_Your task_
From the material below, copy each line that holds the word "данные".

.....

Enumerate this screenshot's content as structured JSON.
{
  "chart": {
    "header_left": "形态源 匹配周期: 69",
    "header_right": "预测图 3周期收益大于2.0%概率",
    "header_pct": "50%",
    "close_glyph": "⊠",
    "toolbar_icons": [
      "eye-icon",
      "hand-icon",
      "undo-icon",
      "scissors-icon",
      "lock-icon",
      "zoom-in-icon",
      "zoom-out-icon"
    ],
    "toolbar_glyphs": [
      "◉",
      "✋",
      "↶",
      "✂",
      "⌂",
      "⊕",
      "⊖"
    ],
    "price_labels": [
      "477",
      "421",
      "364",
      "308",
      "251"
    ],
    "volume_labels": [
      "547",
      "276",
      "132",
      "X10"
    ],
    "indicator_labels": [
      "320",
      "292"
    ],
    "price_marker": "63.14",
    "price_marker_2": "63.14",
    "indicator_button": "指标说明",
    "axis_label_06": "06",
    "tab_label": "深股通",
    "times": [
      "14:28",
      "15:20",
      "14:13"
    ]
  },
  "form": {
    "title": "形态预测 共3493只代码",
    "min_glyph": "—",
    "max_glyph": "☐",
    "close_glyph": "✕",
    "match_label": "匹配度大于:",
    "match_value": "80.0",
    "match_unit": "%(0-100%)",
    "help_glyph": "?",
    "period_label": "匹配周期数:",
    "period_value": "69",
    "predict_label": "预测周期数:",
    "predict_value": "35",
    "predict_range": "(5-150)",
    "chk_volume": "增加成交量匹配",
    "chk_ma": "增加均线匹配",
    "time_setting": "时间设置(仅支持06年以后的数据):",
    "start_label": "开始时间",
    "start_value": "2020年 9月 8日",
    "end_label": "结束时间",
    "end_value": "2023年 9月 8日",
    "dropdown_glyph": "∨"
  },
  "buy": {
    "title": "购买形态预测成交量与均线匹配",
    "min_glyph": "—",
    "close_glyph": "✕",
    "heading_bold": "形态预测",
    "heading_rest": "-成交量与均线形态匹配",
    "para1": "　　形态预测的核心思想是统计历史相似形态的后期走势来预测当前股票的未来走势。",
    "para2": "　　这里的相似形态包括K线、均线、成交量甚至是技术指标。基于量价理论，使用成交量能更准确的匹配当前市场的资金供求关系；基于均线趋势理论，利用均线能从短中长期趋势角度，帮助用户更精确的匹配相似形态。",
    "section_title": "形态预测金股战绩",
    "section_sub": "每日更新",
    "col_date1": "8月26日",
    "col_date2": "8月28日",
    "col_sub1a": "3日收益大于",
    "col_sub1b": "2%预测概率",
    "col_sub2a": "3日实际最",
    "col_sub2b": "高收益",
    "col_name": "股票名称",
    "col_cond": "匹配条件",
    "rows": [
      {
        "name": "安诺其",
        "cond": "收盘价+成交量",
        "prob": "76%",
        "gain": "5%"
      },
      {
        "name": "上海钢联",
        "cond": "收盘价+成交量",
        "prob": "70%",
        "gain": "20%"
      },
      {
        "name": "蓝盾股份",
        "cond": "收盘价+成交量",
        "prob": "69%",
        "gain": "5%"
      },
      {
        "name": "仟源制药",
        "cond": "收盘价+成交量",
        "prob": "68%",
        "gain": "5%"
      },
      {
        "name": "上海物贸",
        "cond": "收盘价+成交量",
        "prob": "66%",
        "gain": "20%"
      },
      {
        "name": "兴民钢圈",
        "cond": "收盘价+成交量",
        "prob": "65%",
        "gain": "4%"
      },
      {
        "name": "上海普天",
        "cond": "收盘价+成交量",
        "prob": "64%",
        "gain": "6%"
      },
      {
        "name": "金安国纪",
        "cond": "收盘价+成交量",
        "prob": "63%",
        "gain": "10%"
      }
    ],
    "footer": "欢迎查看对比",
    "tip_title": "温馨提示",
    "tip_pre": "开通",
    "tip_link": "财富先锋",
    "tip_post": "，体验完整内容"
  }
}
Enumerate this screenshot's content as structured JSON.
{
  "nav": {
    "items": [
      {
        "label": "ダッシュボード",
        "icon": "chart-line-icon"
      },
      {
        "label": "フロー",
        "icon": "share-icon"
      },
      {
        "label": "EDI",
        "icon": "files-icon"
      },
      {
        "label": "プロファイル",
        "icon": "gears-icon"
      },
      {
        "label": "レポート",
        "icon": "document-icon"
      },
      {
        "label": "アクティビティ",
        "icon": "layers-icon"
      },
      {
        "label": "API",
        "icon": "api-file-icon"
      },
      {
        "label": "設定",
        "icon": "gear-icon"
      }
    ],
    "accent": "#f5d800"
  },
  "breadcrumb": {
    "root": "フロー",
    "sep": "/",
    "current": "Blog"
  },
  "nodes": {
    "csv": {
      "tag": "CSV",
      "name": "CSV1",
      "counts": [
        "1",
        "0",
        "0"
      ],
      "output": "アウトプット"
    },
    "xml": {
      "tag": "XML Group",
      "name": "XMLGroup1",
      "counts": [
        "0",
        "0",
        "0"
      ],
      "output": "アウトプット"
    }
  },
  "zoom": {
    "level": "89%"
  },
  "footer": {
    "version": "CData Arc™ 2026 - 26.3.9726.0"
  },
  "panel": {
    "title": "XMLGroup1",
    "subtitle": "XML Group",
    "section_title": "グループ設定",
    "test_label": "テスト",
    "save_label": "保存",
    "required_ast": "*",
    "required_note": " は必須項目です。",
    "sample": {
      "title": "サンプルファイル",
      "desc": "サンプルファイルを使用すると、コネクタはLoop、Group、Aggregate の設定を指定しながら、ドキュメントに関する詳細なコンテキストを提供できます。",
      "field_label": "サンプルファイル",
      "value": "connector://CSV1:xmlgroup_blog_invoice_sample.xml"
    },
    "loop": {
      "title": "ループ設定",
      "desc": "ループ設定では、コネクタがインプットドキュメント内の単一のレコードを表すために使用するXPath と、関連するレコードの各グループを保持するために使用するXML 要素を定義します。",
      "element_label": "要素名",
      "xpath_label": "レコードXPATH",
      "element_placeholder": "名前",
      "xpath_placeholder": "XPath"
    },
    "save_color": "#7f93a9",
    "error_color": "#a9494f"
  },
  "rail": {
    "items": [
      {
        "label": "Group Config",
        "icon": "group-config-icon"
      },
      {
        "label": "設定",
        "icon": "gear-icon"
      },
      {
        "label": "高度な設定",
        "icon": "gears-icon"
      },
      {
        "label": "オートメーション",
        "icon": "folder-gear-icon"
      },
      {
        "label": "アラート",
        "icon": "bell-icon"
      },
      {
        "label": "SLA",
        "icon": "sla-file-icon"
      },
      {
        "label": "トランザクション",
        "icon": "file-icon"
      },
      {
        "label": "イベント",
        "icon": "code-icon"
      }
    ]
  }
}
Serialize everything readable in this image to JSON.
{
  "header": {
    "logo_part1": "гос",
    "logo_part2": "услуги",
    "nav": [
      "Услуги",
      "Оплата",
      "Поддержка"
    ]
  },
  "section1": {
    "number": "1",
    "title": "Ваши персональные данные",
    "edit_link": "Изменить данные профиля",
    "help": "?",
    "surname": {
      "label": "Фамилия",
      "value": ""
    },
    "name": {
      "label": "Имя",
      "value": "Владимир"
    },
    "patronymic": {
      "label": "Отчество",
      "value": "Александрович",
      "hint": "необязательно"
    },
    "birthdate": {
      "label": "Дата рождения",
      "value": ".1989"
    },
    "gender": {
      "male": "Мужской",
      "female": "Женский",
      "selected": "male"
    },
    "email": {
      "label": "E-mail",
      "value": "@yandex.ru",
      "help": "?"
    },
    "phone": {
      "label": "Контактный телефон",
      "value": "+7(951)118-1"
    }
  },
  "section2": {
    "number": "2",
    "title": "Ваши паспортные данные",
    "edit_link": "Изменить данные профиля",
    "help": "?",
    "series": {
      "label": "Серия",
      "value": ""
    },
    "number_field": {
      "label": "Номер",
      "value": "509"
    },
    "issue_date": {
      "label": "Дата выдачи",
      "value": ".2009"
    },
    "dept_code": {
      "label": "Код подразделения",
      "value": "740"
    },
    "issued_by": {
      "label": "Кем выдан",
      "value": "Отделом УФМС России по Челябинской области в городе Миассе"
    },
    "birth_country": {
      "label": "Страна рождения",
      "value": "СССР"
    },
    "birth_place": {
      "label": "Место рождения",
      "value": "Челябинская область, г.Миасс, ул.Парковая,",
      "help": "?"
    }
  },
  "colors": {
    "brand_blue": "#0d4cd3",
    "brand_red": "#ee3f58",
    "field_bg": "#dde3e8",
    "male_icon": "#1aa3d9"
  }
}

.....

_Response_
    "title": "Ваши персональные данные",
    "edit_link": "Изменить данные профиля",
    "title": "Ваши паспортные данные",
    "edit_link": "Изменить данные профиля",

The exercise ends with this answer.